The Mojave desert (spelled Mohave if you're in Arizona) is the most temperate and most heavily settled of the four US deserts. It exists as a kind of midpoint between the Colorado to the south and the Great Basin to the north, defined as much by tradition as by ecology.
The Mojave is sometimes divided into the Northern and Southern Mojave deserts, with the Northern Mojave lying north of Las Vegas, NV and the Southern Mojave lying south of Las Vegas.
It encompasses more than 25,000 square miles, bordered on the northwest by the Sierra Nevada, by the San Gabriels and San Bernardinos on the southwest, and by the Colorado Plateau on the east. To the north lies the Great Basin, a higher, cooler desert, and to the south lies the Colorado Desert section of the Sonoran Desert.

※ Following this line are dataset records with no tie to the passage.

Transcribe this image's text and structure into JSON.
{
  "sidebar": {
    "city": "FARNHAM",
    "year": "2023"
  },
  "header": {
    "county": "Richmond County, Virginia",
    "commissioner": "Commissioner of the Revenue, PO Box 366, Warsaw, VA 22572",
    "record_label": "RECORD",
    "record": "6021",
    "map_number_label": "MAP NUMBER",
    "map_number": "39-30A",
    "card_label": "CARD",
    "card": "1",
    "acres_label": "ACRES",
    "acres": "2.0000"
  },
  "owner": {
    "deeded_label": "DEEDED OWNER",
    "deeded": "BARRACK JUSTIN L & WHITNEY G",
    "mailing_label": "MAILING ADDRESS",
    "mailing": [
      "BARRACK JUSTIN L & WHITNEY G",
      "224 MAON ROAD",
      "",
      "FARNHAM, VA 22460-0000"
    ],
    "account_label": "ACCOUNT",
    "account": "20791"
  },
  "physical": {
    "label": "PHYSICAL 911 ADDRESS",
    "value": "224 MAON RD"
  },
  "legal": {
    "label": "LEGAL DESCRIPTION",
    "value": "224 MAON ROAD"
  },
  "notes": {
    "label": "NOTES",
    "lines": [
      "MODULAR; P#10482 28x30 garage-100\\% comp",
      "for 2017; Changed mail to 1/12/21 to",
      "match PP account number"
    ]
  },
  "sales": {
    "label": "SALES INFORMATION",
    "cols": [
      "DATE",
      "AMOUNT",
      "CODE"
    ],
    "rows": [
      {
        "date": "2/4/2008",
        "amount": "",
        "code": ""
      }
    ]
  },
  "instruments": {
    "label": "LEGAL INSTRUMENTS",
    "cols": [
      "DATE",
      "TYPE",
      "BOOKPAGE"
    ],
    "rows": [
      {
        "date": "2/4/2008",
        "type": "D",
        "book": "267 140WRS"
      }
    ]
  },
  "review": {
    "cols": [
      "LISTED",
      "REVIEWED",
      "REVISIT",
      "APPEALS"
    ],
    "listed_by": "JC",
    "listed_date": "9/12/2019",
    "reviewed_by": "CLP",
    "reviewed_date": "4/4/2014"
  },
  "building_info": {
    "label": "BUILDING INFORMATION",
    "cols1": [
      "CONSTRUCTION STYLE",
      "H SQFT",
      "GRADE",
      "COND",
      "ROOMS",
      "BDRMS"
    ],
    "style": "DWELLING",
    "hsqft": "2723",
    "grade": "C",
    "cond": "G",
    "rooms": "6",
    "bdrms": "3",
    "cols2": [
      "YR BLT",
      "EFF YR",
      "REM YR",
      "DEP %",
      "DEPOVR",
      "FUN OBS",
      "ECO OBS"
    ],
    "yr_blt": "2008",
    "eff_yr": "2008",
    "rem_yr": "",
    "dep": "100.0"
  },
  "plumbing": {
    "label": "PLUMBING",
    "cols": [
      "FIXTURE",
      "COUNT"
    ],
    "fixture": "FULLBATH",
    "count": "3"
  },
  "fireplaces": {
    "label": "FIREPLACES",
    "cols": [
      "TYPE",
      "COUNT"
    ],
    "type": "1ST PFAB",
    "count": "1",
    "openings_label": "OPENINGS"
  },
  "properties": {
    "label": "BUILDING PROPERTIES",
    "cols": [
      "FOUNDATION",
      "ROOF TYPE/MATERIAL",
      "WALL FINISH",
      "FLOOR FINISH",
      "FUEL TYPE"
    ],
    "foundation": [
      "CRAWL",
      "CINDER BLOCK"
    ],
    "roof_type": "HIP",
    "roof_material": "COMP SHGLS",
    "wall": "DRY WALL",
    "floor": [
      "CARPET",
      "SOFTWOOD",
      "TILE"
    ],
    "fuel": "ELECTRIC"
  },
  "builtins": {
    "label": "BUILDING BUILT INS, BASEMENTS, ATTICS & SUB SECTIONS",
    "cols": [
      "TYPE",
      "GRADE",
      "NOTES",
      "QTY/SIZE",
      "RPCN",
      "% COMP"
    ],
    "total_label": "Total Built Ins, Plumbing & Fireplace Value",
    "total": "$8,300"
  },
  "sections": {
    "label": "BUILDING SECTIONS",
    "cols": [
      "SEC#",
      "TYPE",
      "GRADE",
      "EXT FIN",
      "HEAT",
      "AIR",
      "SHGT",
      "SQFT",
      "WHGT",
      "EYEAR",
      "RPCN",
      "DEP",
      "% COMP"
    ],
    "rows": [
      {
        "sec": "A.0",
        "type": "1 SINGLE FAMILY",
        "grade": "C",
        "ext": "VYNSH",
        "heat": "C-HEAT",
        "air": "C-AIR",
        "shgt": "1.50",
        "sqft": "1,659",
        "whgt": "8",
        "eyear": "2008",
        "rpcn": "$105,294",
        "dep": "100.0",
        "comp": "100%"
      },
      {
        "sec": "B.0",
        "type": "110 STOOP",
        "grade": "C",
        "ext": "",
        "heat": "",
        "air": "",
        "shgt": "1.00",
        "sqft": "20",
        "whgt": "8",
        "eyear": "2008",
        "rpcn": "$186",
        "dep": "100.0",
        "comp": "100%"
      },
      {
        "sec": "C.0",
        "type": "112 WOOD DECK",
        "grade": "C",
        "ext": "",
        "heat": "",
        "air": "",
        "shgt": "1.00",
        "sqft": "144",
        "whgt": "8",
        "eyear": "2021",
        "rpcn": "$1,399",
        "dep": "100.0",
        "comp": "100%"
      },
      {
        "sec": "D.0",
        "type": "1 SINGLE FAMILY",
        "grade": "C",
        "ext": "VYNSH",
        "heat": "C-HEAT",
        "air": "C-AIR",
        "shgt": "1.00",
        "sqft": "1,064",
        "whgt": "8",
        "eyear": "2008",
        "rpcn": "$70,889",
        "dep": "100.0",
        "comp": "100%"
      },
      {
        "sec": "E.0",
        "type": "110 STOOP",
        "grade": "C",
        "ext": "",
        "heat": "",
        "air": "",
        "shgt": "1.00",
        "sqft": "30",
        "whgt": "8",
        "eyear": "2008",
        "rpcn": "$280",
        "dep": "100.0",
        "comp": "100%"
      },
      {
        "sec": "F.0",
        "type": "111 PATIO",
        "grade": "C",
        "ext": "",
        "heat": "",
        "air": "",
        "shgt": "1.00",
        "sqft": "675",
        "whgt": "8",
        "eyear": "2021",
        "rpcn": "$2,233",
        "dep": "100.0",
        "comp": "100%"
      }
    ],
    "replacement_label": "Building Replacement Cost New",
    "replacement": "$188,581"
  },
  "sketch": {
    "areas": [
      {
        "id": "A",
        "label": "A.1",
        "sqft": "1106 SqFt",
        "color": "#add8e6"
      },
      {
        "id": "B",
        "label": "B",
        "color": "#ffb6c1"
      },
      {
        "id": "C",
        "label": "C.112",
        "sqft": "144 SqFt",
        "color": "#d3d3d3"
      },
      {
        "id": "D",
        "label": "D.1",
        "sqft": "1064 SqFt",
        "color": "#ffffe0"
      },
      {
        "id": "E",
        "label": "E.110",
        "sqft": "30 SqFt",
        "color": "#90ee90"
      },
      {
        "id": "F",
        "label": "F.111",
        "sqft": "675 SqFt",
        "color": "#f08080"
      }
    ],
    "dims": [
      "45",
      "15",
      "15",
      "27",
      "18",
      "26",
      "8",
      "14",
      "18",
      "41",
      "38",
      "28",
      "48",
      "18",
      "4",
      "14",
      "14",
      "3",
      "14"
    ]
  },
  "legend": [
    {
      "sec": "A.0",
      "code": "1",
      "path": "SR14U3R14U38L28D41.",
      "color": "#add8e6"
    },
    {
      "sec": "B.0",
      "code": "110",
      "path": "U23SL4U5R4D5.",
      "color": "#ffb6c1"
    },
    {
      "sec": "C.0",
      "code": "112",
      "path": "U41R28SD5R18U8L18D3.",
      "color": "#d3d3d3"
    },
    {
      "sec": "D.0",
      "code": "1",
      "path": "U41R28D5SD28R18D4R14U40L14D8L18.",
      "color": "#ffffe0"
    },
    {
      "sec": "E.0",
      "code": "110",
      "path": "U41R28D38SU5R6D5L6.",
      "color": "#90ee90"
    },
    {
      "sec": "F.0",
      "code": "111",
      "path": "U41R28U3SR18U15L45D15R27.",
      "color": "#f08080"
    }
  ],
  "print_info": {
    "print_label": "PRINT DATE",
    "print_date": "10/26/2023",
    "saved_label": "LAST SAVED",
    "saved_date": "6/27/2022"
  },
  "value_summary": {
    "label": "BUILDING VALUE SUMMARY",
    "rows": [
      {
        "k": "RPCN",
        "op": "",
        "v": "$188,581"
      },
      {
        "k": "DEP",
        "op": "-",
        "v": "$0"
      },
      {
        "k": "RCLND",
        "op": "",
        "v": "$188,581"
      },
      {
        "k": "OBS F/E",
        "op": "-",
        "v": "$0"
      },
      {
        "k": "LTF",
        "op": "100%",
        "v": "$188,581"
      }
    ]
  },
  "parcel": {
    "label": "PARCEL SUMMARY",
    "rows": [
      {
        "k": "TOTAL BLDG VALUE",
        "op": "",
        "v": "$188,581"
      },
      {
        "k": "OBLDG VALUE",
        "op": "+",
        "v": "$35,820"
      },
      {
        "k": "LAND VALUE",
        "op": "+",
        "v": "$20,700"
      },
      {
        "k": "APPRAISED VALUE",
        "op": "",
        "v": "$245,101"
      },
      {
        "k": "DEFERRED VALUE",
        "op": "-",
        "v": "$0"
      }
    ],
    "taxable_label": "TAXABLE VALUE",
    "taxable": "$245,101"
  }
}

The Mojave is characterized by basins and ranges. Basins are differentiated from valleys in that they do not have regular outlets for flowing water. Thus, basins accumulate minerals and gravel which is swept into them during periods of rainfall. Mojave minerals include borax and salt.
Another feature common in parts of the Mojave is pink and tan granitic monzonite. Monzonite is an igneous rock that tends to crack in both horizontal and vertical planes after cooling and when pressure from overlying rocks is relieved. When the monzonite is eventually exposed, these cracks cause weathering which in turn leads to vertical columns and piles of rounded boulders standing alone on the desert. These columns are called Inselbergs.
Alluvial fans (material washed out at the mouth of canyons), bajadas (connected alluvial fans) and arroyos (steep canyons) are also characteristic of the Mojave.
Yearly precipitation in the Mojave averages less than five inches, most of which occurs during fall monsoons and in the winter. Summer temperatures reach 120+, but in the winter, freezing temperatures are common. The Mojave is typically windy, especially in the summer.
Plant and animal life:
Perhaps the most easily recognized and abundant Mojave plant is the creosote bush. Joshua trees also occur almost exclusively in the Mojave, although there is some range overlap to the east, and the Mojave continues farther to the north than the range of the Joshua tree. Mojave yucca, desert saltbush, Mormon tea, bladderpod, smoketree, and blackbrush are other common plants.
The Mojave is also home to the threatened desert tortoise, coyotes, bobcats, deer, bighorn sheep, rabbits and hares, ground squirrels and mice, and a wide variety of birds.